--- START ---

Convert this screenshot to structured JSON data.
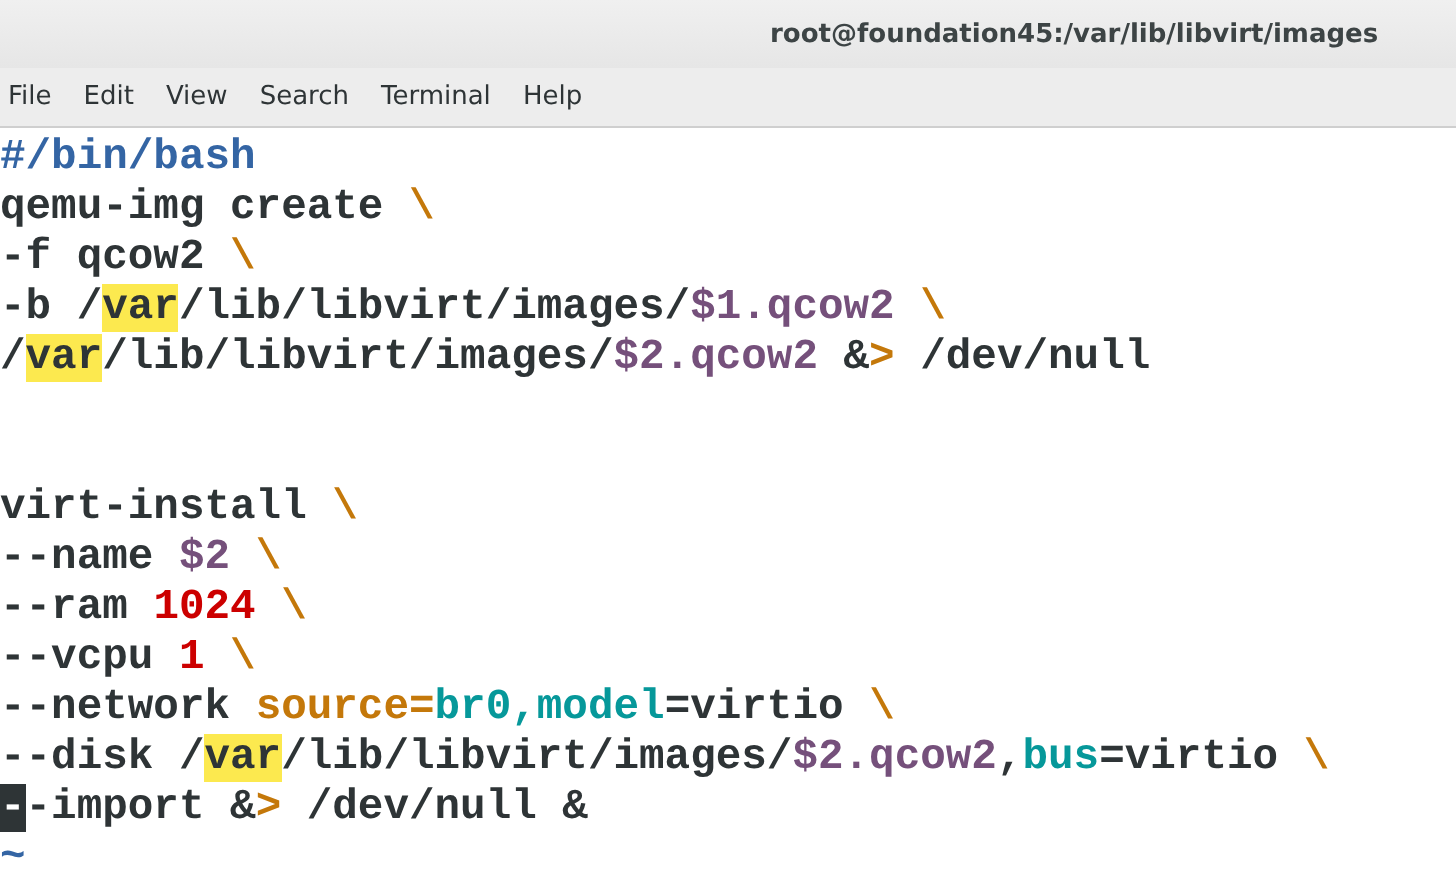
{
  "window": {
    "title": "root@foundation45:/var/lib/libvirt/images"
  },
  "menu": [
    "File",
    "Edit",
    "View",
    "Search",
    "Terminal",
    "Help"
  ],
  "lines": [
    {
      "kind": "code",
      "segments": [
        {
          "text": "#/bin/bash",
          "kind": "comment"
        }
      ]
    },
    {
      "kind": "code",
      "segments": [
        {
          "text": "qemu-img create ",
          "kind": "plain"
        },
        {
          "text": "\\",
          "kind": "op"
        }
      ]
    },
    {
      "kind": "code",
      "segments": [
        {
          "text": "-f qcow2 ",
          "kind": "plain"
        },
        {
          "text": "\\",
          "kind": "op"
        }
      ]
    },
    {
      "kind": "code",
      "segments": [
        {
          "text": "-b /",
          "kind": "plain"
        },
        {
          "text": "var",
          "kind": "match"
        },
        {
          "text": "/lib/libvirt/images/",
          "kind": "plain"
        },
        {
          "text": "$1.qcow2 ",
          "kind": "var"
        },
        {
          "text": "\\",
          "kind": "op"
        }
      ]
    },
    {
      "kind": "code",
      "segments": [
        {
          "text": "/",
          "kind": "plain"
        },
        {
          "text": "var",
          "kind": "match"
        },
        {
          "text": "/lib/libvirt/images/",
          "kind": "plain"
        },
        {
          "text": "$2.qcow2",
          "kind": "var"
        },
        {
          "text": " &",
          "kind": "plain"
        },
        {
          "text": ">",
          "kind": "op"
        },
        {
          "text": " /dev/null",
          "kind": "plain"
        }
      ]
    },
    {
      "kind": "blank"
    },
    {
      "kind": "blank"
    },
    {
      "kind": "code",
      "segments": [
        {
          "text": "virt-install ",
          "kind": "plain"
        },
        {
          "text": "\\",
          "kind": "op"
        }
      ]
    },
    {
      "kind": "code",
      "segments": [
        {
          "text": "--name ",
          "kind": "plain"
        },
        {
          "text": "$2 ",
          "kind": "var"
        },
        {
          "text": "\\",
          "kind": "op"
        }
      ]
    },
    {
      "kind": "code",
      "segments": [
        {
          "text": "--ram ",
          "kind": "plain"
        },
        {
          "text": "1024 ",
          "kind": "num"
        },
        {
          "text": "\\",
          "kind": "op"
        }
      ]
    },
    {
      "kind": "code",
      "segments": [
        {
          "text": "--vcpu ",
          "kind": "plain"
        },
        {
          "text": "1 ",
          "kind": "num"
        },
        {
          "text": "\\",
          "kind": "op"
        }
      ]
    },
    {
      "kind": "code",
      "segments": [
        {
          "text": "--network ",
          "kind": "plain"
        },
        {
          "text": "source=",
          "kind": "op"
        },
        {
          "text": "br0,model",
          "kind": "ident"
        },
        {
          "text": "=virtio ",
          "kind": "plain"
        },
        {
          "text": "\\",
          "kind": "op"
        }
      ]
    },
    {
      "kind": "code",
      "segments": [
        {
          "text": "--disk /",
          "kind": "plain"
        },
        {
          "text": "var",
          "kind": "match"
        },
        {
          "text": "/lib/libvirt/images/",
          "kind": "plain"
        },
        {
          "text": "$2.qcow2",
          "kind": "var"
        },
        {
          "text": ",",
          "kind": "plain"
        },
        {
          "text": "bus",
          "kind": "ident"
        },
        {
          "text": "=virtio ",
          "kind": "plain"
        },
        {
          "text": "\\",
          "kind": "op"
        }
      ]
    },
    {
      "kind": "code",
      "segments": [
        {
          "text": "-",
          "kind": "cursor"
        },
        {
          "text": "-import &",
          "kind": "plain"
        },
        {
          "text": ">",
          "kind": "op"
        },
        {
          "text": " /dev/null &",
          "kind": "plain"
        }
      ]
    },
    {
      "kind": "code",
      "segments": [
        {
          "text": "~",
          "kind": "tilde"
        }
      ]
    }
  ]
}
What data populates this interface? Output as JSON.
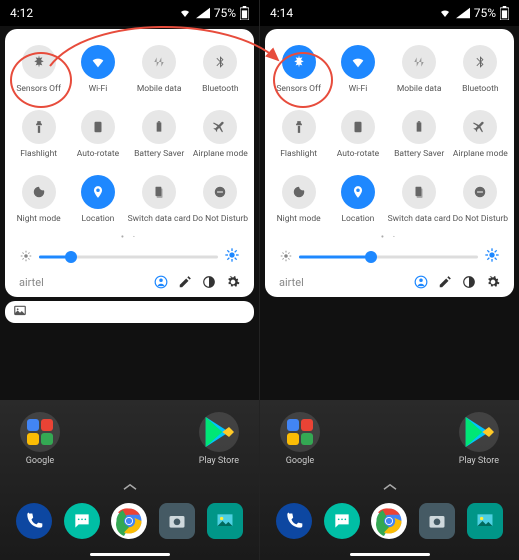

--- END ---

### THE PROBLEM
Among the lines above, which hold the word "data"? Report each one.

### ANSWER BELOW
Convert this screenshot to structured JSON data.
What data populates this interface? Output as JSON.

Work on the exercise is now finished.